Out of an abundance of caution
In the interest of safety and improving Americans’ sense of security amid rampant uncertainty, several states around the country have implemented mask mandates, such as Washington, Maine, Massachusetts, California, Texas, and Rhode Island. Indeed, numerous retailers have implemented policies that require customers to wear them, including Target, Best Buy, Walmart, and Costco.
For its part, the National Retail Federation has called on retailers of all sizes to follow big box stores’ example by installing their own mandates regarding face coverings.
“Workers serving customers should not have to make a critical decision as to whether they should risk exposure to infection or lose their jobs because a minority of people refuse to wear masks in order to help stop the spread of the deadly coronavirus,” NRF said in a statement issued July 15.
“The sanitary paper product manufacturing market may near $108 billion by year’s end.”
With stores and governments globally taking similar measures, sanitary paper product output is expected to pick up the pace, even more than it has already. Worldwide, the sanitary paper product manufacturing market may near $108 billion by year’s end, up from just shy of $66 billion in 2019, according to forecasts from Research and Markets.
For these reasons and more, “unprecedented opportunities” are in the offing for the pulp and paper industry, according to NS State University researchers. In addition to specialty paper being used for face coverings, it can also be leveraged for various medical products, such as microfluidic chips, bio sensors, electrodes, and biological test paper. Furthermore, the authors point to the growing interest in biorefinery processes, which can be used in biomedical applications like drug delivery, wound dressing and tissue engineering.
“The COVID-19 pandemic is posing serious challenges to the pulp and paper industry due to its disruption to global industrial supply chains,” the researchers said in their conclusion. “However, it has potential to create positive demand for a variety of paper products such as personal hygiene paper products, food packaging products, corrugated packaging materials, and medical specialty papers. Thus, traditional pulp and paper manufacturing operations are expected to be transformed, upgraded, and integrated to reduce the risks associated with this pandemic.”
How Charmin rose to the occasion
Producers may want to draw from toilet paper giant Charmin’s example for guidance. As ABC News reported, when toilet paper sales skyrocketed in March and April, Proctor & Gamble, which owns Charmin, was able to ramp up production without jeopardizing the health of its workers. The company did this by issuing personal protective gear not just to staff on the assembly line, but for anyone that entered its plants. P&G Human Resources Director Tommy Montoya told ABC News that this strategy enabled the company to operate around the clock – 24 hours a day, seven days a week – all while seamlessly isolating workers should they get sick since the plants are structured as zones, making them easier to cordon off if necessary.

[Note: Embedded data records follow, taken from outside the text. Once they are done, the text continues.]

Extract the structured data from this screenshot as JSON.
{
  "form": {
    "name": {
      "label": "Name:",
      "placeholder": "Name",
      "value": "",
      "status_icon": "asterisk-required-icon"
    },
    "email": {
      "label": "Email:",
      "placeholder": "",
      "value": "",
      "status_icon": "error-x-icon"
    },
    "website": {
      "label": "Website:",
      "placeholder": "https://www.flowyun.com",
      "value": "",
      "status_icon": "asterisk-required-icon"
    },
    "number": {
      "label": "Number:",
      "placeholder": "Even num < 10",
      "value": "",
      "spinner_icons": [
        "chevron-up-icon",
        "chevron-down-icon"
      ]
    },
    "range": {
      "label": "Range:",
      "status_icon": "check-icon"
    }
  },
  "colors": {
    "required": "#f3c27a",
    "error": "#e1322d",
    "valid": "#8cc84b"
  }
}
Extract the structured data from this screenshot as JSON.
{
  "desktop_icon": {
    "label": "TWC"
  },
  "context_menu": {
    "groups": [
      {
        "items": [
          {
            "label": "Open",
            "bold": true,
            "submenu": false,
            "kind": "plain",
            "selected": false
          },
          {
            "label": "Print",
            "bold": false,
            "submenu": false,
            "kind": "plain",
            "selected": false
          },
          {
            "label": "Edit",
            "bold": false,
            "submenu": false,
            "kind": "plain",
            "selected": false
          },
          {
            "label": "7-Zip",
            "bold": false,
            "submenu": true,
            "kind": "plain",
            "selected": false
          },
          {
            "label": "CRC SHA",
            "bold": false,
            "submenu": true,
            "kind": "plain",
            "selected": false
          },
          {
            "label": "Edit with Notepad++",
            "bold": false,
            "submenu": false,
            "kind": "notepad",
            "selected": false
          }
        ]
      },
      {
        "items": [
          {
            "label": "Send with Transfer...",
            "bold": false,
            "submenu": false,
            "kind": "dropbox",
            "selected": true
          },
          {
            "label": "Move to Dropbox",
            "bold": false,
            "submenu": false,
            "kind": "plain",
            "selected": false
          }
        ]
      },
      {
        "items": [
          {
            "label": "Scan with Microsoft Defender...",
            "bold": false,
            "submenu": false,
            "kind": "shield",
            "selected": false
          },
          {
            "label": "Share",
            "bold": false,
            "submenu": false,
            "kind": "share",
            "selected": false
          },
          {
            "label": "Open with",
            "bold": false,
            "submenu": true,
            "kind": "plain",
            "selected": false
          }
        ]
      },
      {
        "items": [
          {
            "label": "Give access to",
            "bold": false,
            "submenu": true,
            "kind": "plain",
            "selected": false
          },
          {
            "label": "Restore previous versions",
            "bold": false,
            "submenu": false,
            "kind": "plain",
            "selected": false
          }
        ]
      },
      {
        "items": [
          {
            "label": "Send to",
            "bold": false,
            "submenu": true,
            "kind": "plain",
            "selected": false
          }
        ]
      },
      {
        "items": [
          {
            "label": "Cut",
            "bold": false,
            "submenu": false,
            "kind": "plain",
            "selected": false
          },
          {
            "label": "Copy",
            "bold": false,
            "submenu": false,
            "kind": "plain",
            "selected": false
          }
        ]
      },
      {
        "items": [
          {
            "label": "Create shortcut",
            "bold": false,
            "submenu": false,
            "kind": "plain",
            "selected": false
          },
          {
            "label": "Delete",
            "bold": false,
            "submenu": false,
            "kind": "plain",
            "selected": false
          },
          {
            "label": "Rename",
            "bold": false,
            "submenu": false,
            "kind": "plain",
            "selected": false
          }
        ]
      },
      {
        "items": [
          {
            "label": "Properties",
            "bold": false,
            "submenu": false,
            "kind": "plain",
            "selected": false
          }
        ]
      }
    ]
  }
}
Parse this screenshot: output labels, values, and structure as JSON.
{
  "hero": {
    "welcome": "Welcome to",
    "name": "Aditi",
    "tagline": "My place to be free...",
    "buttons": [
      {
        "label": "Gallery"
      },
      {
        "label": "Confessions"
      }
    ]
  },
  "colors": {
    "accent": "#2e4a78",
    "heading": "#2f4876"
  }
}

Whatever your line of work, an efficient, fully optimized supply chain is more important than ever. USC Consulting Group can help you make it better than ever. Contact us today for efficiency improvements done right.